Cheetah Simulator Review

Cheetah Simulator Review

Oct 28, 2014

Cheetah Simulator” sounds like a name I’d enter in a “create a new videogame genre” competition, when I was about 12. And honestly, the game is exactly the sort of thing that I’d imagine it would be. By which I mean, profoundly boring. Not that I had some expectations with a title like this, and for its empty price tag it’s certainly fine, just don’t expect to hold onto it for a long time.

Honestly, Cheetah Simulator is pretty self-descriptive. The player embodies a cheetah that suffers insomnia, constipation, extreme dehydration, and lots of other issues, which is more or less understandable, since it exists in an enclosed subspace that’s about a couple of city blocks in diameter. Here’s a list of tasks that it can perform: run, jump, claw, eat, drink, collect chests that contain cheetah facts, roar, produce offsprings, and die. I’d say that it’s a pretty compelling list of things cheetahs usually do, but that’s not enough for a varied gaming experience. There’s a bunch of animals that the cheetah can kill and eat, some of them being quite tough and able to kill the inexperienced cheetah pretty quickly. Basically, the gameplay consists of killing smaller animals, eating them and leveling up through it, so the cheetah becomes stronger, and then moving on toCheetah Simulator 3 stronger prey. There’s a couple of interesting mechanics, such as being able to mate and produce offspring that will hunt with the player and help kill off the most powerful animals. Another cool trick is that if the cheetah jumps and claws at an animal while running, she will perform a tackle that will kill off the smaller animals and, well, tackle the larger ones. It requires a bit of skill and makes hunting a bit more interesting. There are also several skins for your pride to wear that are unlocked after reaching a certain level, and a special attack.

Overall, Cheetah Simulator isn’t bad, especially for a free game, but it lacks features, multiplayer and proper scale. The same game, but blown up to at least five hundred yards and with several ecosystems, would be a nature lovers’ feast. Right now it’s basically just a demo for a non-existent game. I still recommend it for a younger audience and the fans of African savannah, so here’s hoping that it will grow into something bigger.

Pocket Frogs Review

Like frogs? Like digital pets? Then chances are you’ll enjoy Pocket Frogs. It’s a pretty simple set-up with no story to speak of, and the premise is simply that you have digital frogs in your pocket.

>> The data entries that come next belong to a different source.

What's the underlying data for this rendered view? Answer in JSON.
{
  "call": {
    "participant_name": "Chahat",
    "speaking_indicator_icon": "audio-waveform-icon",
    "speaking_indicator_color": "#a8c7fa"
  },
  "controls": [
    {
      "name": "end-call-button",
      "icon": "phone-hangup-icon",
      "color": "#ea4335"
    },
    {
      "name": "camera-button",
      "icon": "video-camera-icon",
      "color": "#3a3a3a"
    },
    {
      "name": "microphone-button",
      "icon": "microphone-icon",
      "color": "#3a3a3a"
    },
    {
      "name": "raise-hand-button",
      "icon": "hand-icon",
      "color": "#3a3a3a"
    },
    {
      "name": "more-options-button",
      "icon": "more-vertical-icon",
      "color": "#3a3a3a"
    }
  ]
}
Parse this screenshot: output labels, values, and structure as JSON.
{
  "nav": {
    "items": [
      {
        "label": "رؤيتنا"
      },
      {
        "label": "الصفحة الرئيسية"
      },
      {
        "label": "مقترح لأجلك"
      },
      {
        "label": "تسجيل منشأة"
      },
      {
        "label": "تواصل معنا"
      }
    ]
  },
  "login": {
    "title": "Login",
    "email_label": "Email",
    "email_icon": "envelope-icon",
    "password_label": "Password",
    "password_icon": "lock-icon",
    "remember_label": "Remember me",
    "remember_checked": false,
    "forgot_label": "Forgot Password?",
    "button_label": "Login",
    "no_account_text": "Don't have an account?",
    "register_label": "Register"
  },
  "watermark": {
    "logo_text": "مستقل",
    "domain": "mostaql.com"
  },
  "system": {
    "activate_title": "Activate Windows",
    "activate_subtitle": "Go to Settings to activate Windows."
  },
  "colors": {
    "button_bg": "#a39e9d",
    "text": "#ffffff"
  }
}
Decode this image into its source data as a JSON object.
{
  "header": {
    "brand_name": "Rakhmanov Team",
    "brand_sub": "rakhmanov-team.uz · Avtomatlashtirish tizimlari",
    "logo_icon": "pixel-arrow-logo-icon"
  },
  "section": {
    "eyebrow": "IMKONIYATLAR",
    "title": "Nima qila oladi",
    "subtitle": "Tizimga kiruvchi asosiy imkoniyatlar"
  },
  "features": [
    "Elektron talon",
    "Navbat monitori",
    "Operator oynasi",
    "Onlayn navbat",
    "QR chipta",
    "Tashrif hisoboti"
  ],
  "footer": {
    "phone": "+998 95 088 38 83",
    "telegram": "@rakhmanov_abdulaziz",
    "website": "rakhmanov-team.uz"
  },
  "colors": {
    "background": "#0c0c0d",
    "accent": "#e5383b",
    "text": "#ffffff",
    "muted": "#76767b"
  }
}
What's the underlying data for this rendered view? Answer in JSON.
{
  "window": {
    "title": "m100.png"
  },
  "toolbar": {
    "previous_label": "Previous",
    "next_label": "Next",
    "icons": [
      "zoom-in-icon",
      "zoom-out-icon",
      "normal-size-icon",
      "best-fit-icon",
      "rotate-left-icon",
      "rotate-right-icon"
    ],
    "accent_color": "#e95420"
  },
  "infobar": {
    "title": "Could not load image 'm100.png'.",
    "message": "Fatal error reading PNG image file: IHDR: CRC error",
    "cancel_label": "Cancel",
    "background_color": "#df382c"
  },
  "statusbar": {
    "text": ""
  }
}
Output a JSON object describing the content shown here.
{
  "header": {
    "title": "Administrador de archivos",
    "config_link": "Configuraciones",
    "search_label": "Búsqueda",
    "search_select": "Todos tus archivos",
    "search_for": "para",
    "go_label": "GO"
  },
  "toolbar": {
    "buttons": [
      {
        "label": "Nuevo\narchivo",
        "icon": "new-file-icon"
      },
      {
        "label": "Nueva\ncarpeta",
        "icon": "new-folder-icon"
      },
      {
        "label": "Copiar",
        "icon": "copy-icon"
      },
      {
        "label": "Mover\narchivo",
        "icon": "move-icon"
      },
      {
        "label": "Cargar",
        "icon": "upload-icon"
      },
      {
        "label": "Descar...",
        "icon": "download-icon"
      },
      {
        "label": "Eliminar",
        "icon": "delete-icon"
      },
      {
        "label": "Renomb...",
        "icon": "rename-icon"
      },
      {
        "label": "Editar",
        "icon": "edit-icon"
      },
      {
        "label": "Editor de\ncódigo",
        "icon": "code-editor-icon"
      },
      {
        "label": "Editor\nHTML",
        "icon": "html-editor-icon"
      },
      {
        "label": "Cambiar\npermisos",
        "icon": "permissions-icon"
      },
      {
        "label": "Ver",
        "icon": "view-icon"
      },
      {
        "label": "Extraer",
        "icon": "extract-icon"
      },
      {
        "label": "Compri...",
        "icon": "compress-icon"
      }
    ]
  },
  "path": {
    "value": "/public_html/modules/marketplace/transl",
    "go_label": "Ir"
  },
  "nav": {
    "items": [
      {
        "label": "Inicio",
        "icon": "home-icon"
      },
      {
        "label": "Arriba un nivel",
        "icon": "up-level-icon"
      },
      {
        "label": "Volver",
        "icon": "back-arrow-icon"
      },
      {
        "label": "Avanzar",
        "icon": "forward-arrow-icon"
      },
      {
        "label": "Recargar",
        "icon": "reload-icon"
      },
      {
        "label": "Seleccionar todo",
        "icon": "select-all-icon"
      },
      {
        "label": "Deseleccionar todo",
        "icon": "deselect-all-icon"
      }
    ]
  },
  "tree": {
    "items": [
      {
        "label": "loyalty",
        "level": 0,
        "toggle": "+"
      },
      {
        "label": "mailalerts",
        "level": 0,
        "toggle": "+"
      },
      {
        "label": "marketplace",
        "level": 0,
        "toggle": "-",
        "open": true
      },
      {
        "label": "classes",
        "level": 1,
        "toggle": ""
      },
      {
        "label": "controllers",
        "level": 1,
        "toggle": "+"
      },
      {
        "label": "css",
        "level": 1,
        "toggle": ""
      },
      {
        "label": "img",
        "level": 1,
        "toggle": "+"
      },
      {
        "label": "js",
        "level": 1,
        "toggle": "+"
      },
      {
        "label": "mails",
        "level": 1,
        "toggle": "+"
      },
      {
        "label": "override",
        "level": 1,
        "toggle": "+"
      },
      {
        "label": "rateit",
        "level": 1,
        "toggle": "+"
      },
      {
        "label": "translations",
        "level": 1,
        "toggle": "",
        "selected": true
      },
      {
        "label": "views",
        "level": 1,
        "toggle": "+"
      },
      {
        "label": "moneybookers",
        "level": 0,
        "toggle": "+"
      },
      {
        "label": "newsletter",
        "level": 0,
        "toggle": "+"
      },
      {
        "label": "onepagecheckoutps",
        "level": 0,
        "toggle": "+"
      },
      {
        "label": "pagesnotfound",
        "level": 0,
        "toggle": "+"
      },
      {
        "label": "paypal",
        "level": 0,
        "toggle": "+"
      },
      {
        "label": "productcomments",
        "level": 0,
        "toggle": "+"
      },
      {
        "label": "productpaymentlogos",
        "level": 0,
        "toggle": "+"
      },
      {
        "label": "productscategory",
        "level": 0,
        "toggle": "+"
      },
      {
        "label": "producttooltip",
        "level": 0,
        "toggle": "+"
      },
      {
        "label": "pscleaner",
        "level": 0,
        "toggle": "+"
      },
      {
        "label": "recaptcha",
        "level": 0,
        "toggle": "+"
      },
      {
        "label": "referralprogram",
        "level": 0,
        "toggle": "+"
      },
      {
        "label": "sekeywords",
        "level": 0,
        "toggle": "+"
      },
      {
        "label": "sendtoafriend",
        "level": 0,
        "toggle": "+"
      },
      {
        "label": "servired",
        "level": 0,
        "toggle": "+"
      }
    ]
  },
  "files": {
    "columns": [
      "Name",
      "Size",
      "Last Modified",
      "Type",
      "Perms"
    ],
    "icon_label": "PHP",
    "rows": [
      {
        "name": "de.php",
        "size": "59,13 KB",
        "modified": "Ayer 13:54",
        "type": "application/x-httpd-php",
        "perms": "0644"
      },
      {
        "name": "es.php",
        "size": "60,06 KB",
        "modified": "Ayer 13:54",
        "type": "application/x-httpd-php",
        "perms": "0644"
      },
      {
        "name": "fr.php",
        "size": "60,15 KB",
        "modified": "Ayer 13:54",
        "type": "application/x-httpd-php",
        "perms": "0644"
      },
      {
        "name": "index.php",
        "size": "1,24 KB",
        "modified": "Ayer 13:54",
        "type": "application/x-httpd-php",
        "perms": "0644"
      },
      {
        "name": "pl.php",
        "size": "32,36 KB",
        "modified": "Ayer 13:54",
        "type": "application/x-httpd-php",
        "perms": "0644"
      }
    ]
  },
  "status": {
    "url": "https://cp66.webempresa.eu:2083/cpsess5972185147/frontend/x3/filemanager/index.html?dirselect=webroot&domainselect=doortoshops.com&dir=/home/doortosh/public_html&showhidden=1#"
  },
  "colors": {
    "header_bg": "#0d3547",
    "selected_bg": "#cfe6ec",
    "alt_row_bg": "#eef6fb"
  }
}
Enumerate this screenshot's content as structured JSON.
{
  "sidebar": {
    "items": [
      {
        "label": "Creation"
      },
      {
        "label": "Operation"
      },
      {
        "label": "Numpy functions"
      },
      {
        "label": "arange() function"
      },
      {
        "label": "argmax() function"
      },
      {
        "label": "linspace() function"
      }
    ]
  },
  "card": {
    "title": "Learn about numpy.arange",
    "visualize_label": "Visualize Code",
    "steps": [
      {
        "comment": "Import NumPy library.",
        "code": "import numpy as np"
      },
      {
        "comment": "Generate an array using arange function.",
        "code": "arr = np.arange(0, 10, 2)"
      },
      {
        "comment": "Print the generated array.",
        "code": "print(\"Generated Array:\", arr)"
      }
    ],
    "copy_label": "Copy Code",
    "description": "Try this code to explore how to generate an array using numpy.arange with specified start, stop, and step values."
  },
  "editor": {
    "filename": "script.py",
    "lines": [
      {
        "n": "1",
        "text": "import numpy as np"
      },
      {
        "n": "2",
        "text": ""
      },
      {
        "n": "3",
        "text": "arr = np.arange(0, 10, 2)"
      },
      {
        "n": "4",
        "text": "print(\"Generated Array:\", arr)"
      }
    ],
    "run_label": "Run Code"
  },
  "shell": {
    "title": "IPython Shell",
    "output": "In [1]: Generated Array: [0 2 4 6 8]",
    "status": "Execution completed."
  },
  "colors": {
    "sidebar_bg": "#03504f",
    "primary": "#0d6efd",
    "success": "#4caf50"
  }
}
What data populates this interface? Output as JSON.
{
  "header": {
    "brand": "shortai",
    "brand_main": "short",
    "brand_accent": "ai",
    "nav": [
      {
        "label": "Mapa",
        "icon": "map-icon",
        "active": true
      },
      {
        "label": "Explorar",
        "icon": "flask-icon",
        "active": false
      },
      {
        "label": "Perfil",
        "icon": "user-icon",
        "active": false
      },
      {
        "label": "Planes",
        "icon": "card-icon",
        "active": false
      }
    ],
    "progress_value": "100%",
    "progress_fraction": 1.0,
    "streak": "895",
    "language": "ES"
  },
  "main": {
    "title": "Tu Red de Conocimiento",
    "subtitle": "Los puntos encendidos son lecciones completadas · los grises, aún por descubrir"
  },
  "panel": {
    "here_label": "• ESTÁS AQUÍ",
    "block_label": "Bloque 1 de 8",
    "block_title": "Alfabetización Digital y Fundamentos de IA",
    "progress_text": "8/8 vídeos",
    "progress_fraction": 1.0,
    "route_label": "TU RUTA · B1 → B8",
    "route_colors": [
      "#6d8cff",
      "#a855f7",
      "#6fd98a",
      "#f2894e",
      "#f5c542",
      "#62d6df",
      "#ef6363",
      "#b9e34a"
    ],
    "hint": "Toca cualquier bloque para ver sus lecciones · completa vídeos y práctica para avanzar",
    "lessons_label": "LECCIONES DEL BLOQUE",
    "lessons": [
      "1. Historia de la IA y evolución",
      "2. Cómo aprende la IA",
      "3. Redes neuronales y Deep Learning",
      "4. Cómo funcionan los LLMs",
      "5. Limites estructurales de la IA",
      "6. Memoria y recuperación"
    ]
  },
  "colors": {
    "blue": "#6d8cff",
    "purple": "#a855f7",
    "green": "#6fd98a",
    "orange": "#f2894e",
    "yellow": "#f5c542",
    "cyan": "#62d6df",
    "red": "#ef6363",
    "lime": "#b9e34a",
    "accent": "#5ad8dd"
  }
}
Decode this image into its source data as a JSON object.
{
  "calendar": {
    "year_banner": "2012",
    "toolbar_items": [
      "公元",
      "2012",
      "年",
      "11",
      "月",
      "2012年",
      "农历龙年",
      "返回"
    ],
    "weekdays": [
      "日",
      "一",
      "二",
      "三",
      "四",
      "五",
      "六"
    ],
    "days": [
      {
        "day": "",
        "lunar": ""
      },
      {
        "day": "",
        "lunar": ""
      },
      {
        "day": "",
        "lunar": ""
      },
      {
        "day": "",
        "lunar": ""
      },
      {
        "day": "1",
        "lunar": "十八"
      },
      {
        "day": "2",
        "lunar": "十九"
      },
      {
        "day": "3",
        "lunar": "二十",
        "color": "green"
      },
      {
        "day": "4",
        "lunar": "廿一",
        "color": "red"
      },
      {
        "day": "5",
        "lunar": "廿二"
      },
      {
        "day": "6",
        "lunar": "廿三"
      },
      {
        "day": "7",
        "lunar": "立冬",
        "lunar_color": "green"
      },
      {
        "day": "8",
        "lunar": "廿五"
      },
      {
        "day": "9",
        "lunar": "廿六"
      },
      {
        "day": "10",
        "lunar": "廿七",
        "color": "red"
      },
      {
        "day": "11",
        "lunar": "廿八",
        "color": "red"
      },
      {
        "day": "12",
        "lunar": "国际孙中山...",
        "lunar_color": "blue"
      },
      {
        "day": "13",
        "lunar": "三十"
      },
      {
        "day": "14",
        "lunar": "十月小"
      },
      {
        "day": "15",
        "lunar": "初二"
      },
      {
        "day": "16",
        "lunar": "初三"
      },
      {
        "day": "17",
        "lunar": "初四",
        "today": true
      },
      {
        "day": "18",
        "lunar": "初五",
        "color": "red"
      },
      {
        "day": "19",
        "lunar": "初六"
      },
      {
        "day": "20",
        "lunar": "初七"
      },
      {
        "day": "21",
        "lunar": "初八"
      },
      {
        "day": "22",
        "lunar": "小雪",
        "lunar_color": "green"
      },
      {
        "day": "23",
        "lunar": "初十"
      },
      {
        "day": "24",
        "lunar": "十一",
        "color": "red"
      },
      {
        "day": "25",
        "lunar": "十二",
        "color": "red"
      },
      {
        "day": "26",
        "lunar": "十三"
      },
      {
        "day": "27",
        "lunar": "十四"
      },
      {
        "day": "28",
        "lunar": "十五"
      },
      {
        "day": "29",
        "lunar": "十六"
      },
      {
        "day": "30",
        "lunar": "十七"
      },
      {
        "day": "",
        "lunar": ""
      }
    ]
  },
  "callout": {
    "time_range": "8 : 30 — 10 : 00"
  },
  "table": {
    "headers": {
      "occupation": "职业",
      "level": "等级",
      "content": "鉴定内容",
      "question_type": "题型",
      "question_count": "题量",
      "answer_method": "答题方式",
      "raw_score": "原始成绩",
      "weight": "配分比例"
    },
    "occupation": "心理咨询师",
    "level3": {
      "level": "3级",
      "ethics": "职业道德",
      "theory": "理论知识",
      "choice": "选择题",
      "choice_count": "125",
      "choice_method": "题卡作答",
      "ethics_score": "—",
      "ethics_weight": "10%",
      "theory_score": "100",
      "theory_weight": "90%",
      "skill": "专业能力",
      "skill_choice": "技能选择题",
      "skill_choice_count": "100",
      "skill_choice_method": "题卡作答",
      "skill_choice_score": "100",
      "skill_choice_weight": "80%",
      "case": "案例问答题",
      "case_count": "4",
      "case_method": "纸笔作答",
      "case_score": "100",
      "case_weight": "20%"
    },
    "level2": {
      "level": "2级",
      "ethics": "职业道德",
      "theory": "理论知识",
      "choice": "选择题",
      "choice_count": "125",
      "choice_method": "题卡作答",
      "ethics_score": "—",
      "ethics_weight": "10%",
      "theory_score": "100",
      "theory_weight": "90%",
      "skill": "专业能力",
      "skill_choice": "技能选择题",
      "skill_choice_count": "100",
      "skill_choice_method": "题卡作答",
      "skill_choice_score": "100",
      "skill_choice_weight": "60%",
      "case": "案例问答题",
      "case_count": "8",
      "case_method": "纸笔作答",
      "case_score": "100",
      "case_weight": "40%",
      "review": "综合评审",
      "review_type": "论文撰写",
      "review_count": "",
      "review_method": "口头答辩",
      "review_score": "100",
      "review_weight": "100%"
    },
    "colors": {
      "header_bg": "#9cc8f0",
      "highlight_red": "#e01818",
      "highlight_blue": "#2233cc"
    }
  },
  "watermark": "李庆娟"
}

After you get past the mandatory account sign-up (it is a free app after all), play begins with your two starter frogs hopping around in their habitat. You can tap on a frog to read its info and stats, move it from place to place, give it potions to boost its Happiness, or bring it to the pond. At the pond you can tap on lily pads to make the frogs jump across the dragonflies which are flying around, and thus eat them. Feeding the frogs raises their Happiness meter, and hopping them around also “tames” them, allowing you to breed them with any frogs you may run across. The aim seems to be maintaining the Happiness of the frogs. Aside from feeding, you can do this by playing two mini games: a race, or a puzzle. Your success in the races depends on your frog’s Happiness, so make sure to keep him fed before competing. The puzzle I found to be impossibly difficult, and not really much fun as a result.

The point of the app is mating your frogs with others to create new breeds, to add them to your catalog and increase your net number of frogs. You can earn trophies for success in taming and breeding your frogs. Your catalog of frogs grows as you blend them, and there is a status meter to show what percentage of possible breed options you have achieved. Collecting frogs earns you trophies. In game, you can also earn coins, stamps and potions, all used to increase your frogs’ quality of life. You start off with a certain number of coins, and they are actually required if you want to breed your frogs. The items you can purchase are simple decorations for the habitats, or food, or new backgrounds.

This app is cute, and I do like frogs, so I was happy to try it out. There is something strangely soothing about hopping the frogs around their pond, and you can’t help but feel a thrill when you create a new breed. The frogs themselves are very cute, and it’s relaxing to watch them hop around.

However, I have more than a few issues with it. The game only has one physical template for the frogs (cute as it may be), so your options are really a difference between colour gradients, and the creative names the game designers came up with. So if you’re hoping to see some Pokemon-style action and breed new and amazing frog varieties, you will be disappointed. When you “buy” items for your frogs you are forced to spend 30 minutes real time waiting for them to download, unless you spend stamps to expedite the shipping. It’s a frustrating feature which adds nothing to the game.

And my final complaint is a big one: the game requires network access at all time. My metric for a lot of game-type apps will be whether or not I can play them while commuting, and Pocket Frogs cannot be played on the subway, or in areas with low signal. After trying unsuccessfully to connect a few times I’ve had enough. The cuteness of the frogs is outweighed by the demands of the app.